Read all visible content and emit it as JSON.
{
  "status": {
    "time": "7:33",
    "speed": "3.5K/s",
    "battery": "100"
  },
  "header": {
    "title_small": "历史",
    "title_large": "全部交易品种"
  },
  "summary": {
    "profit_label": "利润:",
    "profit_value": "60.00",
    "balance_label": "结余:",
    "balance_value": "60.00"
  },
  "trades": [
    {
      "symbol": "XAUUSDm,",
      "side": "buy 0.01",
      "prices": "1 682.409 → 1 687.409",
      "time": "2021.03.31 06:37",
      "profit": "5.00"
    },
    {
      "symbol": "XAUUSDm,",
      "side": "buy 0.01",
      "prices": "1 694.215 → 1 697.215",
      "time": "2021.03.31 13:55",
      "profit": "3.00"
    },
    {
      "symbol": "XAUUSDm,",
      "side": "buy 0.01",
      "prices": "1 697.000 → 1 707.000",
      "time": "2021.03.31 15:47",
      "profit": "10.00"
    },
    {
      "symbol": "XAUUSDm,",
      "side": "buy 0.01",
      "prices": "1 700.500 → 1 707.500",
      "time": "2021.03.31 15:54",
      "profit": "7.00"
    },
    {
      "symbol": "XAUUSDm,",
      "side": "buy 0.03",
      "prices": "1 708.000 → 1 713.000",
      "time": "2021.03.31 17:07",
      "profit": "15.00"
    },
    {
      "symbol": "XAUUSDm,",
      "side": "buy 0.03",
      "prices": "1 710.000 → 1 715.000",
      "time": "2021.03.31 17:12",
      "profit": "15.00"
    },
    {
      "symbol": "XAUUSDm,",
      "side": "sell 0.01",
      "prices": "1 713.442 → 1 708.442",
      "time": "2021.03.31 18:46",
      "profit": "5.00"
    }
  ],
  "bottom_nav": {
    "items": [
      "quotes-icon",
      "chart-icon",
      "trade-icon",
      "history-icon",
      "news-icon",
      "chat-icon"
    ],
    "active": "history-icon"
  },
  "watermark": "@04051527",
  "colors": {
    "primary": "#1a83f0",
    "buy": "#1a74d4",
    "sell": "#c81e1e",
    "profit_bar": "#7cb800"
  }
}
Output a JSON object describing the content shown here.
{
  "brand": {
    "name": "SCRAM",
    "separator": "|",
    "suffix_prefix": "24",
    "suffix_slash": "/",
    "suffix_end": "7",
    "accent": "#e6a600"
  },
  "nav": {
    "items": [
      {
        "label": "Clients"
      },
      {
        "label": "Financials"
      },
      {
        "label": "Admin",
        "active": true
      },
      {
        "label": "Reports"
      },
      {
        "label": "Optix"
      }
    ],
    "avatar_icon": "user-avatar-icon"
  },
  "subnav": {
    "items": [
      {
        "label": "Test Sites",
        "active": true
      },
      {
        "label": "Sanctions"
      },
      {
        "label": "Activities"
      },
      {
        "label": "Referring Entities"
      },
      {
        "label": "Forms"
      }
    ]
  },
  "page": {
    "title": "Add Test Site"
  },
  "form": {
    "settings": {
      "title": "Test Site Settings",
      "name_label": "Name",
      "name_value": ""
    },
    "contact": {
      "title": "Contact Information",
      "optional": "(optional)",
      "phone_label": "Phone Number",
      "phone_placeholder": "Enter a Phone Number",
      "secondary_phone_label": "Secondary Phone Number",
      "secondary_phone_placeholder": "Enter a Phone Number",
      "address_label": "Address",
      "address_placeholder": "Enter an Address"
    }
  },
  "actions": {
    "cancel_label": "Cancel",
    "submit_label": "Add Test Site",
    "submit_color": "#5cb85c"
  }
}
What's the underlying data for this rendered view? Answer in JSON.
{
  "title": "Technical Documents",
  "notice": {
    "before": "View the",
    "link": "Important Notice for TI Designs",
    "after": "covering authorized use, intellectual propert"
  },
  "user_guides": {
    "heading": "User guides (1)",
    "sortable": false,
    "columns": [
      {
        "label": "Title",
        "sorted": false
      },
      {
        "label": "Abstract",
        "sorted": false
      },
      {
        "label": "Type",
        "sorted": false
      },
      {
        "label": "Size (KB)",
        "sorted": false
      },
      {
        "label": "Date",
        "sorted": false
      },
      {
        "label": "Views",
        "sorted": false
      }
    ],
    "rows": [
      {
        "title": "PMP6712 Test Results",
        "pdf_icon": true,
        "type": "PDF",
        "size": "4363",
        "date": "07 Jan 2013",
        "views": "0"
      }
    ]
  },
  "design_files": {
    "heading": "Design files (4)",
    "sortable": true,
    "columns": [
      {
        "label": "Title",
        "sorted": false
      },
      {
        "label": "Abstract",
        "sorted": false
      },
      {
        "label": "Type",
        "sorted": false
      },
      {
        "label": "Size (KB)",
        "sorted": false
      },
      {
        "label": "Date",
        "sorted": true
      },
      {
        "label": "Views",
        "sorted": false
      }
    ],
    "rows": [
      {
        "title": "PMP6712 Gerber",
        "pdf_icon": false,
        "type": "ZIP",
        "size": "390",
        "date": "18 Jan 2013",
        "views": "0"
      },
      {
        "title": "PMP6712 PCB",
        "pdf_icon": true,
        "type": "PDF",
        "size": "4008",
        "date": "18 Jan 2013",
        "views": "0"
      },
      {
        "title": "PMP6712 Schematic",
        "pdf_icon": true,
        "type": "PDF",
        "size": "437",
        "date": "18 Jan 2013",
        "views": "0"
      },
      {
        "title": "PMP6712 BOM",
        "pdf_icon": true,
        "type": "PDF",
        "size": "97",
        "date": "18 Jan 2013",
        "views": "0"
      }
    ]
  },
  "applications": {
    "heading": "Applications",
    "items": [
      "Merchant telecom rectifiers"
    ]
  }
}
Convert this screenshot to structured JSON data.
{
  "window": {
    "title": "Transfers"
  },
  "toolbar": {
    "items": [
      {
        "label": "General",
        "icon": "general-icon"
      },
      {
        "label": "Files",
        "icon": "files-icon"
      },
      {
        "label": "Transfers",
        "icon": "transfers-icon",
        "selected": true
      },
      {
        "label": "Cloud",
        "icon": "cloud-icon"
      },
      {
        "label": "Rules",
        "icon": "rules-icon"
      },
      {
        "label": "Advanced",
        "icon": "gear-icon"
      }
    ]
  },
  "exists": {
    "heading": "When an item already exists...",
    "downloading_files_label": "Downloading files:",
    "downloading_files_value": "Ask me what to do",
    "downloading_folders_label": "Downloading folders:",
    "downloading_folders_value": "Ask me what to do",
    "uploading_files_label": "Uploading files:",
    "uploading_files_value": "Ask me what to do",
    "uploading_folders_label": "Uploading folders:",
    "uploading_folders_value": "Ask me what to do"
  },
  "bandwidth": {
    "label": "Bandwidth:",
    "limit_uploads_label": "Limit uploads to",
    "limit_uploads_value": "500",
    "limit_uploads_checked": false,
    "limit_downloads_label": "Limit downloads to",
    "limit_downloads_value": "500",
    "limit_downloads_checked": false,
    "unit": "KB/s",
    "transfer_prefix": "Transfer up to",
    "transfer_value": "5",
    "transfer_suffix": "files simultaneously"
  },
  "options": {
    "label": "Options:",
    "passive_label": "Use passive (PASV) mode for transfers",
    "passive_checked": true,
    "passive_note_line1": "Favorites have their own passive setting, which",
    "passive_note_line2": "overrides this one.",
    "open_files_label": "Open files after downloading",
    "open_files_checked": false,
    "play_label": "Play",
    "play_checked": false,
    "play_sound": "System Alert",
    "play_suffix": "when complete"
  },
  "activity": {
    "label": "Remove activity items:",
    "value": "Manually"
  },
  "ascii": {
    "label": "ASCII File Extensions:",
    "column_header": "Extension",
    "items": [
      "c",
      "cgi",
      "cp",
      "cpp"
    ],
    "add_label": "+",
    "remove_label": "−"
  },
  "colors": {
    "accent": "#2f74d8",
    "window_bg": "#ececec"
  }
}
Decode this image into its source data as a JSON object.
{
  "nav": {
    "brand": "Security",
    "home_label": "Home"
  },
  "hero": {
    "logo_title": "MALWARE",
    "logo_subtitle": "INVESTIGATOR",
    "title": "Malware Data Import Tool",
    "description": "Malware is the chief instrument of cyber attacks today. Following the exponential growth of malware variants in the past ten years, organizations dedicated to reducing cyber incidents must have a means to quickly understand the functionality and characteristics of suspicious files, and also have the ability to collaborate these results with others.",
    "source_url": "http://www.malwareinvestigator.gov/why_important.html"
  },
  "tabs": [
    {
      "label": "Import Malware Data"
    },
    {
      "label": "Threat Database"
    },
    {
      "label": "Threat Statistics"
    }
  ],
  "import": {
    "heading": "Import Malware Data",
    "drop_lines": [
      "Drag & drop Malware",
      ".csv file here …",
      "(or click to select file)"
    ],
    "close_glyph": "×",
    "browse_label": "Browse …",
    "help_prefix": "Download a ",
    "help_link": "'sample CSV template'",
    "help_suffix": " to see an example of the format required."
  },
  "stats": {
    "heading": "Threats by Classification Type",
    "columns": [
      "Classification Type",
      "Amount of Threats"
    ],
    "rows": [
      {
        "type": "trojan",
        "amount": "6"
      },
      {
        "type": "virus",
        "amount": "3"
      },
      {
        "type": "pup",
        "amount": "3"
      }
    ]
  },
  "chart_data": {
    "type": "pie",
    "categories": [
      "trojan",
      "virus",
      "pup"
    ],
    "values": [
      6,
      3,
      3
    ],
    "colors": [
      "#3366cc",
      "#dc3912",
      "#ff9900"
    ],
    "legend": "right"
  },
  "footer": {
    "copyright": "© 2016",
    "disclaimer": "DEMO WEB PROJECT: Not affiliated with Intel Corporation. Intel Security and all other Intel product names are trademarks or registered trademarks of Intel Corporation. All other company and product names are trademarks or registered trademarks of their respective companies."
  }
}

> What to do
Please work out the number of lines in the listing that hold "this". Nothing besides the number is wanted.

> Expected output
4